Bangladesh’s first case of HIV was reported in 1989. Since then, the prevalence rate has been less than 1%, with high levels of infection detected in injecting drug users (over 7%). Being a Muslim nation, the culture in this country is highly conservative. Women are required to abstain from sex prior to marriage, and breaking this rule usually has high consequences and may shame one’s family. Another important factor is that the Bangladesh government recognized the HIV threat early and chose to act through implementing various HIV programs and acting as a catalyst for the entry of various non-governmental organizations.
During the time HIV was first being discovered, Japan was highly governed by a culture that held respect and class in very high opinion. Premarital sex was frowned upon, and marriage values were held in high regard. These factors ensured that HIV took time to enter Japanese society. After HIV was discovered in other parts of Asia, the government embarked on intensive prevention programs. The use of condoms was widely promoted, and people were educated about the risk posed by this disease. The government also undertook to reduce the sex trade in the country, and in areas where this was impossible, education and mandatory testing were carried out. Stigmatization of homosexuality may also have played a role in curbing HIV spread in the country since most men did not engage and chose to hide their sexuality.
In the Philippines, the main reason why HIV prevalence is low has been linked with widespread circumcision practices. Research has shown that circumcision may help prevent the contraction of HIV. In the Philippines, it was also noted that most of the people who were infected were migrant workers from neighboring countries. Although prostitution is relatively high in the country, over 65% of sex workers use condoms and usually have very few clients, about 3 per week.
Finally, South Korea has, for a very long time, had a very restrictive culture. Inappropriate sexual activity was not only frowned upon by society but also by law.

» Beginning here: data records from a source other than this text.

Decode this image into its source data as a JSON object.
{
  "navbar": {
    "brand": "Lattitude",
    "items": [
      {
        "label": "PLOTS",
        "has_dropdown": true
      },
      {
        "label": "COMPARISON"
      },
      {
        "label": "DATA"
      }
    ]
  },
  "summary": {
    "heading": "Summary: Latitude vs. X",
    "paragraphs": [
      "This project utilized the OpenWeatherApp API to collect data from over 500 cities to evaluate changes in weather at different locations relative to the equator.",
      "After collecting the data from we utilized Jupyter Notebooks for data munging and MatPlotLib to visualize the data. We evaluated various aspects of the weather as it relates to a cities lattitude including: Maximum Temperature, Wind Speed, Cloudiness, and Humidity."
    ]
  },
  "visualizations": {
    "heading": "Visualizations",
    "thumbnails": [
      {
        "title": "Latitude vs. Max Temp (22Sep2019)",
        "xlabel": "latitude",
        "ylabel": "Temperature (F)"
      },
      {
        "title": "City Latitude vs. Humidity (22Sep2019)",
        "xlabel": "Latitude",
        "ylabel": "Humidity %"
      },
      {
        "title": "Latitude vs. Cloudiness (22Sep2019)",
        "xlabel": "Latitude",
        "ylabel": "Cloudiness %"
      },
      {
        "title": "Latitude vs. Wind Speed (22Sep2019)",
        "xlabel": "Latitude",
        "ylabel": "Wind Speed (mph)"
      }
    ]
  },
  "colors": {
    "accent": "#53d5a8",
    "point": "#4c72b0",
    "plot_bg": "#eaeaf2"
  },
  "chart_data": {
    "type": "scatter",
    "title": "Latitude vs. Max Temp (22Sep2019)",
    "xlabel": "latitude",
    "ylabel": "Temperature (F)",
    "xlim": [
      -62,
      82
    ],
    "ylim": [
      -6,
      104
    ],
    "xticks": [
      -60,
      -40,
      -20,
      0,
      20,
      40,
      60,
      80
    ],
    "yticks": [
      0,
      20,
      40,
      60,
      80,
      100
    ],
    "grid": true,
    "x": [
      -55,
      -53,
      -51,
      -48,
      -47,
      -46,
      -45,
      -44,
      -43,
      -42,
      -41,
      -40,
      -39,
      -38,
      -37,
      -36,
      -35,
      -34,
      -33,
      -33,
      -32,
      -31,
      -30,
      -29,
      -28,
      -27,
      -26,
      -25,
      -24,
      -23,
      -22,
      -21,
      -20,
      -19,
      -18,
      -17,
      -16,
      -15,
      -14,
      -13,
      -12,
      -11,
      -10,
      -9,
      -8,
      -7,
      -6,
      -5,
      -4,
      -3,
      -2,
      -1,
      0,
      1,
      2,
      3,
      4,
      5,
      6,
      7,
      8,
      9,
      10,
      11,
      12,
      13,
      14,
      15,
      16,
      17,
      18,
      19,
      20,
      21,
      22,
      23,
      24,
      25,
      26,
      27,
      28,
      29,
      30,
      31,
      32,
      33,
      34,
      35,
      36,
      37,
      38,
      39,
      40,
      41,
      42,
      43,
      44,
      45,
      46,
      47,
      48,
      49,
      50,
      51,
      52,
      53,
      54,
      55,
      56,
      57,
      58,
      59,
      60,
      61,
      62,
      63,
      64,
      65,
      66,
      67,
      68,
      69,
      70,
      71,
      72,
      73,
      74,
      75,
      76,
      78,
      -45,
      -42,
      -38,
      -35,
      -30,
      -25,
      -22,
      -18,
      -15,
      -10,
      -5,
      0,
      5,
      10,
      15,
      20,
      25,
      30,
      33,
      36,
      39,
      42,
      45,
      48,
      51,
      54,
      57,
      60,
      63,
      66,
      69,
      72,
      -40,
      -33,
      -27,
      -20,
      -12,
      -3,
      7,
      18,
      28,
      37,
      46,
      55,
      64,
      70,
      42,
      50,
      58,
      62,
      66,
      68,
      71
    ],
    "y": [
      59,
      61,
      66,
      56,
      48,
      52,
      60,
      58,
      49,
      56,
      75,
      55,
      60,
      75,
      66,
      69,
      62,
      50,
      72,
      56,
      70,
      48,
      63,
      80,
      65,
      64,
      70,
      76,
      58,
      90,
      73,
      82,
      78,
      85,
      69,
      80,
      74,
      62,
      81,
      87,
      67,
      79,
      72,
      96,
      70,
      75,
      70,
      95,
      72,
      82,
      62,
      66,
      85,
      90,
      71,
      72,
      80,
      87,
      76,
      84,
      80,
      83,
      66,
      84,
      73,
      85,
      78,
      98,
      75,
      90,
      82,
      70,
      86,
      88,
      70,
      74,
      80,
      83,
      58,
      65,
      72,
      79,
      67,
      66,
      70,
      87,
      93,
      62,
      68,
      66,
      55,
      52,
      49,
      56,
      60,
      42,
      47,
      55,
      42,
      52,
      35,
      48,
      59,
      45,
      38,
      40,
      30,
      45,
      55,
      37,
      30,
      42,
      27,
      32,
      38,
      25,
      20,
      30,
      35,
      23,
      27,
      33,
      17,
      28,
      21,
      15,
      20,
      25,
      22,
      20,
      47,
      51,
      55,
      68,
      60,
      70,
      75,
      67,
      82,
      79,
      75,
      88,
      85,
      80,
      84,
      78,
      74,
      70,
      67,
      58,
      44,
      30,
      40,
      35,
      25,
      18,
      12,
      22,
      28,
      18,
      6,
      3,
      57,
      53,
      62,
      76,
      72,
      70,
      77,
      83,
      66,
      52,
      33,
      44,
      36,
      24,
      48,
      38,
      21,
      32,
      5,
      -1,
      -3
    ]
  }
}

The country also imposed mandatory testing on all sex workers, homosexuals, and foreigners staying in the country after cases of HIV began being detected in Asia. The South Korean culture is also highly conservative; hence restriction of inappropriate sexual contact, premarital sex, and prostitution has ensured low HIV prevalence in the country. These two main steps have ensured that HIV prevalence in the country has stayed low.